January 2016 found that I needed to be in Whistler; so I asked for a new appointment and was given one in November 2016. I made it a point to arrive the Centre early, but there were already over 50 people there waiting at the gate, a few with eye patches, some in wheelchairs or walking sticks, and most were looking frail, tired and miserable. I began to worry. Anyway, to cut the long story short, I was made to go through the regular tests and after two hours found myself before a young and rather pretty eye doctor who told me nonchalantly and dispassionately that I had cataract, but that my conditions were such that I would be given an appointment a year later for further monitoring, based on current Hospital Authority procedures.

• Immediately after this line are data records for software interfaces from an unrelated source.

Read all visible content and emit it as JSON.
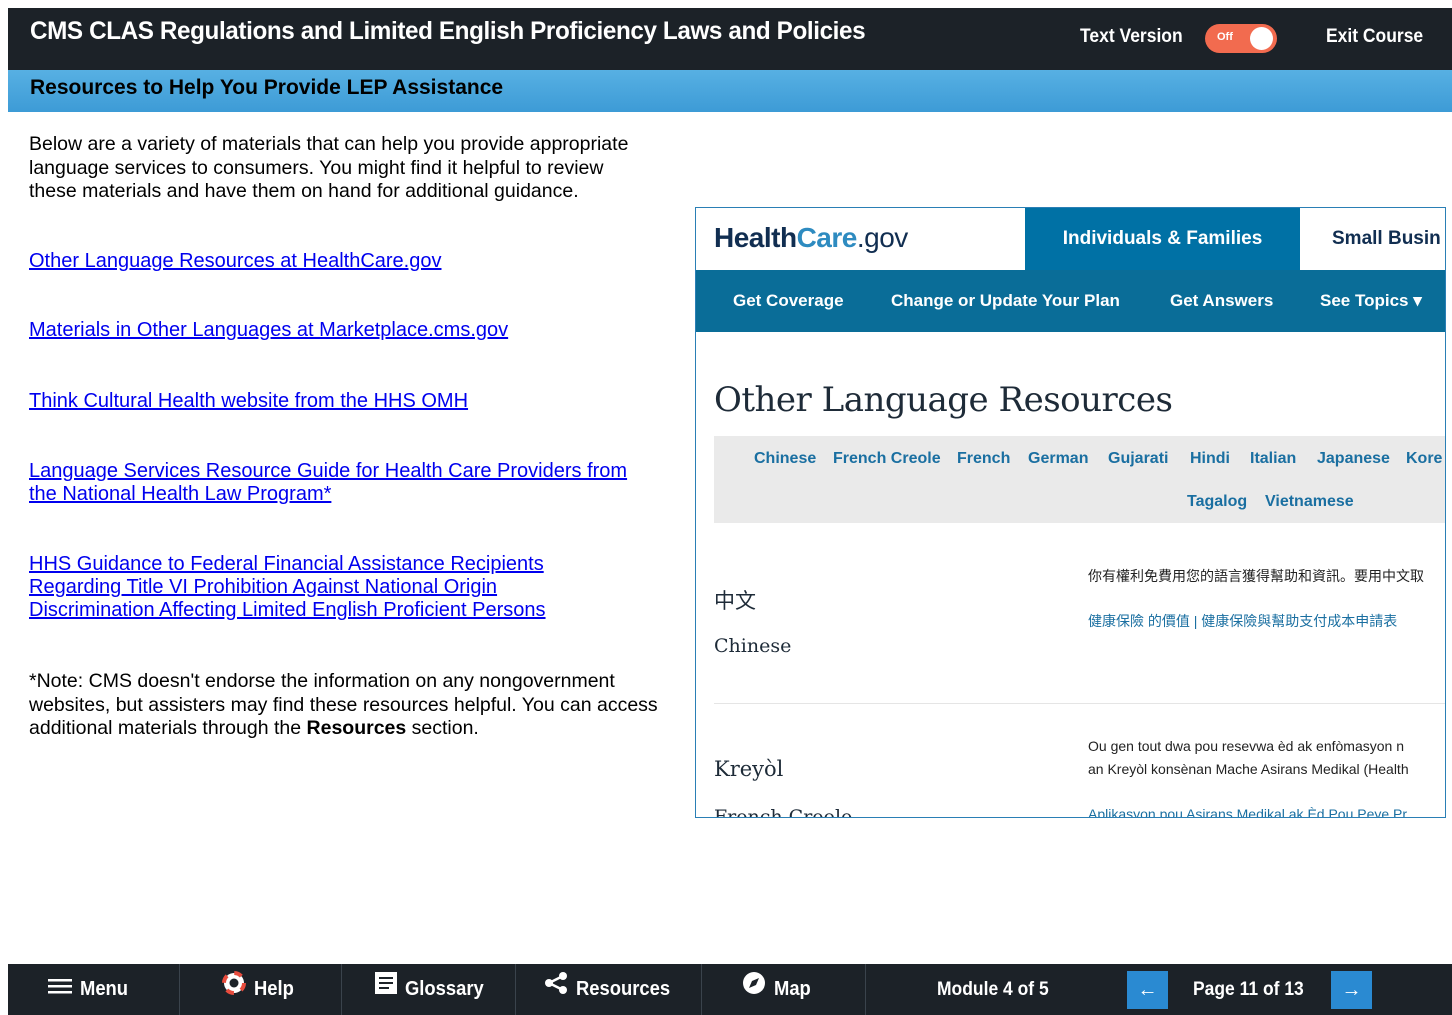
{
  "header": {
    "course_title": "CMS CLAS Regulations and Limited English Proficiency Laws and Policies",
    "text_version_label": "Text Version",
    "toggle_state": "Off",
    "exit_label": "Exit Course",
    "accent_color": "#f26b4f"
  },
  "section": {
    "title": "Resources to Help You Provide LEP Assistance"
  },
  "content": {
    "intro": "Below are a variety of materials that can help you provide appropriate language services to consumers. You might find it helpful to review these materials and have them on hand for additional guidance.",
    "links": [
      "Other Language Resources at HealthCare.gov",
      "Materials in Other Languages at Marketplace.cms.gov",
      "Think Cultural Health website from the HHS OMH",
      "Language Services Resource Guide for Health Care Providers from the National Health Law Program*",
      "HHS Guidance to Federal Financial Assistance Recipients Regarding Title VI Prohibition Against National Origin Discrimination Affecting Limited English Proficient Persons"
    ],
    "note_prefix": "*Note: CMS doesn't endorse the information on any nongovernment websites, but assisters may find these resources helpful. You can access additional materials through the ",
    "note_bold": "Resources",
    "note_suffix": " section."
  },
  "screenshot": {
    "logo_health": "Health",
    "logo_care": "Care",
    "logo_gov": ".gov",
    "tab_active": "Individuals & Families",
    "tab_other": "Small Busin",
    "nav": [
      "Get Coverage",
      "Change or Update Your Plan",
      "Get Answers",
      "See Topics ▾"
    ],
    "heading": "Other Language Resources",
    "languages_row1": [
      "Chinese",
      "French Creole",
      "French",
      "German",
      "Gujarati",
      "Hindi",
      "Italian",
      "Japanese",
      "Kore"
    ],
    "languages_row2": [
      "Tagalog",
      "Vietnamese"
    ],
    "chinese_native": "中文",
    "chinese_english": "Chinese",
    "chinese_text": "你有權利免費用您的語言獲得幫助和資訊。要用中文取",
    "chinese_links": "健康保險 的價值 | 健康保險與幫助支付成本申請表",
    "creole_native": "Kreyòl",
    "creole_english": "French Creole",
    "creole_text1": "Ou gen tout dwa pou resevwa èd ak enfòmasyon n",
    "creole_text2": "an Kreyòl konsènan Mache Asirans Medikal (Health",
    "creole_link": "Aplikasyon pou Asirans Medikal ak Èd Pou Peye Pr"
  },
  "footer": {
    "menu": "Menu",
    "help": "Help",
    "glossary": "Glossary",
    "resources": "Resources",
    "map": "Map",
    "module": "Module 4 of 5",
    "prev": "←",
    "page": "Page 11 of 13",
    "next": "→"
  }
}
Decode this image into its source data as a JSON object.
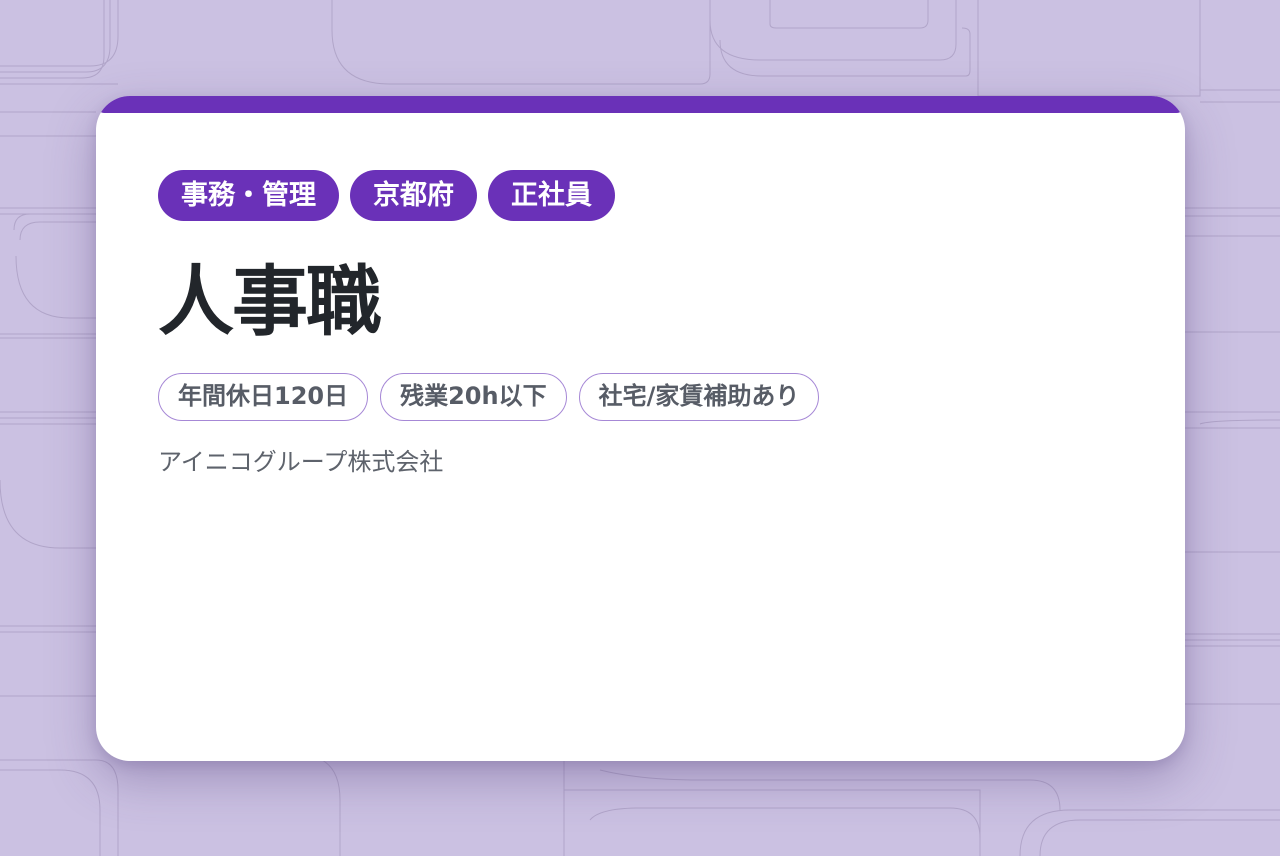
{
  "colors": {
    "background": "#cbc1e2",
    "accent": "#6a31b8",
    "title_text": "#22262b",
    "feature_border": "#a688d6",
    "muted_text": "#5e636c"
  },
  "job_card": {
    "category_tags": [
      "事務・管理",
      "京都府",
      "正社員"
    ],
    "title": "人事職",
    "feature_tags": [
      "年間休日120日",
      "残業20h以下",
      "社宅/家賃補助あり"
    ],
    "company": "アイニコグループ株式会社"
  }
}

Su was not impressed with the situation. She demanded that I take more aggressive steps to improve my eyesight so that I can enjoy life more with her together. We consulted more people and friends, and the main stream advice all point to cataract surgeries. The intervening Christmas and New Year holidays were disincentives for operations, until about ten days ago when I suddenly decided to call up this ophthalmologist friend for an appointment, after the eye glass shop owner said disparagingly about my fast deteriorating cataract conditions. The rest is history: He worked on my left eye yesterday and removed the bandages this morning. We were discussing the possibility of working on the right eye next week, but then decided to be on the more cautious side and waiting a bit longer.
Su has often said that I am not exactly a demanding person in the sense that I would take whatever life presents. On the other hand, I think it is a virtue to take life as it is. But we are not discussing this today. In the past few weeks, she would jokingly ask me whether I could see some signs or Chinese characters 30 meters ahead. Yesterday, for example, she asked me while waiting at the clinic what I made out on the TV and the certificates on the wall. Well, as soon as the nurse removed the bandages from my left eye this morning, I suddenly found that the world had become so much colourful. I could see some words and characters in smaller prints; and I could make out more shades of colour and contours. It was unbelievable. If the changes are so significant and considerable after one eye, what can I expect after I have had the second?
How long have I been accepting this less than perfect condition? Why have I allowed this to happen? Was it a virtue or some defect in character? I would think about this tonight in my sleep and I thank God for all that is happening. I hope to talk to you again soon.